Unsecured wireless is an invitation to identity theft because of the amount of personal data that so many people leave on their desktop and laptop machines. Personal data exists in the files you leave on your system and in the browser cache and history files, the “Recent” folder, temp files, system logs, swap files and many other places the ordinary computer user would never suspect. If your wireless access point is “open to the public” anybody can locate and copy all of that data in minutes and examine it at leisure and you would never know your system had been breached."

Richard Voogd
Vote Up (21)

Using someone else's connection without their permission could be seen as theft.


I recall helping someone with computer troubles a year or two back, and discovering that not only did they have malware on their computer, they'd been using their neighbour's wifi without permission. Not only that, the neighbour's monthly data allowance had been exceeded which could have turned out to be expensive for the neighbour if they'd been on a plan which charges for excess use. The neighbour wasn't too impressed when I let them know.

Vote Up (20)


Aside from the valid security issues that jimlynch mentioned, ask your friend how he would feel if the cops send a SWAT unit to knock down his door and throw a few flashbangs in his living room.  It happened just this week when cops in Indiana reacted to posts made by someone using an unsecured network, so they sent in a SWAT team on the house with that network.
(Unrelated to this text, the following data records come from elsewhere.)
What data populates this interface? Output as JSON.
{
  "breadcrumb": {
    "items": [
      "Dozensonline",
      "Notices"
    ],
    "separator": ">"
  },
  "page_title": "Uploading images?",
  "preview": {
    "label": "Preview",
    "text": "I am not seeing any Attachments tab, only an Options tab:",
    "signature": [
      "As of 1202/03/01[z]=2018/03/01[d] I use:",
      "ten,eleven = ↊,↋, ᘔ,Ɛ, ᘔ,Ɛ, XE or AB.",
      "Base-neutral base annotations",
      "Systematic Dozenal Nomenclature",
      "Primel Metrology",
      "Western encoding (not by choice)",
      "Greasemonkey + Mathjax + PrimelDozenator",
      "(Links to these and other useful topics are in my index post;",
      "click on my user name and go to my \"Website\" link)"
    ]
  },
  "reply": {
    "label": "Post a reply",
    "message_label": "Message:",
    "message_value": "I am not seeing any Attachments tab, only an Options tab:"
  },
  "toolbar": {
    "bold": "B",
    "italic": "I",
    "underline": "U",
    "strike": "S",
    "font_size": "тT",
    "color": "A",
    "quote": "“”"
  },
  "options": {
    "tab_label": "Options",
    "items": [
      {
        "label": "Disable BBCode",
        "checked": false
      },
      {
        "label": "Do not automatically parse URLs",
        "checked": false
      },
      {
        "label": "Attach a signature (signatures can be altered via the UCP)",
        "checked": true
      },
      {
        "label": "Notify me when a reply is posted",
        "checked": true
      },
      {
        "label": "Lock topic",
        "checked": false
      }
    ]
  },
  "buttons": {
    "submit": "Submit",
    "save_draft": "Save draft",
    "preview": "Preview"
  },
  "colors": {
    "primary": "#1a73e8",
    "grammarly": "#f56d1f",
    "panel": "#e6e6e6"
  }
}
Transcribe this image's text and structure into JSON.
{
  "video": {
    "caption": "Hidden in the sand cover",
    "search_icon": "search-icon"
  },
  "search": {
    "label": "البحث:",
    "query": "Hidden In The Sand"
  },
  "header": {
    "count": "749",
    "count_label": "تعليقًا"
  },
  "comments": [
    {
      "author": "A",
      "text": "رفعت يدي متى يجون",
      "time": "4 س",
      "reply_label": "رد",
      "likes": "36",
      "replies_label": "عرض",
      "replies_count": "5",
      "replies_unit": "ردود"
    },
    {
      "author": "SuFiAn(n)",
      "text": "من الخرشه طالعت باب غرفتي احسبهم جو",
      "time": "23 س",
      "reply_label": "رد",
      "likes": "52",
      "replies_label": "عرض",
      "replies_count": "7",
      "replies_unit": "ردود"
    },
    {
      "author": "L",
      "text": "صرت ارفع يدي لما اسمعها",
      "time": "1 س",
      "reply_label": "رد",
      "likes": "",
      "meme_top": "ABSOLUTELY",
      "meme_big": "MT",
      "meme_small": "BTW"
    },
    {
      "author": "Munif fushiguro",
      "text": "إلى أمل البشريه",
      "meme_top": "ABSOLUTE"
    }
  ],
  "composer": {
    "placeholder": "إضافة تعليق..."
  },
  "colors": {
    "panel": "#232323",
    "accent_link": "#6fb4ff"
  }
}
What's worse is that police don't always act with such restraint.  They have tons of military grade gear, and are acquiring more and more in the name of "homeland security." In many cases police behave more like a paramilitary force than civilian law enforcement. So they yell, "Search Warrant!" and run in all jacked up on adrenaline, with military helmets, ski masks, body armor and AR15s locked and loaded.    


And they can shoot his dog:


Or shoot him:


I actually don't disagree with your friend, in principle.  But as a practical matter, he could expose himself to all sorts of problems, even when he is in the right.  Is it likely?  No.  Is it possible?  Definitely.  It happens. 


Ask a question

Join Now or Sign In to ask a question.
It's the end of an era at Oracle, as CEO Larry Ellison has been appointed executive chairman and CTO of the vendor, with co-presidents Safra Catz and Mark Hurd named co-CEOs.
Broader Internet access will generate more consumer spending than any other media product or service in the next five years in South Africa's entertainment and media industry, according to a new report.
Facebook users will soon start to see more posts higher in their feeds tied to popular events or topics of conversation, with less relevant posts getting pushed farther down.
Apple outlined its new privacy policy and set up a site to explain what information it collects from users and how it handles it, as the company enters new areas like health tracking and mobile payments that have potential privacy implications.
Yelp has agreed to pay US$450,000 to the U.S. Federal Trade Commission to settle charges that the company accepted registrations to its services from children under 13 through its apps.
Microsoft is poised to release a major update to its Dynamics CRM and marketing applications in a bid to gain market share against rivals such as
Here's how to map out a game plan for scheduling your social media activity.
Network operator Orange wants to help businesses deliver relevant information to their customers, and keep track of things and people, with three new services that take advantage of its mobile networks.
Journalists, nurses and plumbers are among those who drink more coffee than people in technology
Mobile gaming giant DeNA is hoping a streaming platform that serves up plenty of female idol singers beloved by "otaku," or obsessive geeks, can be a hit with users outside Japan.
Join us: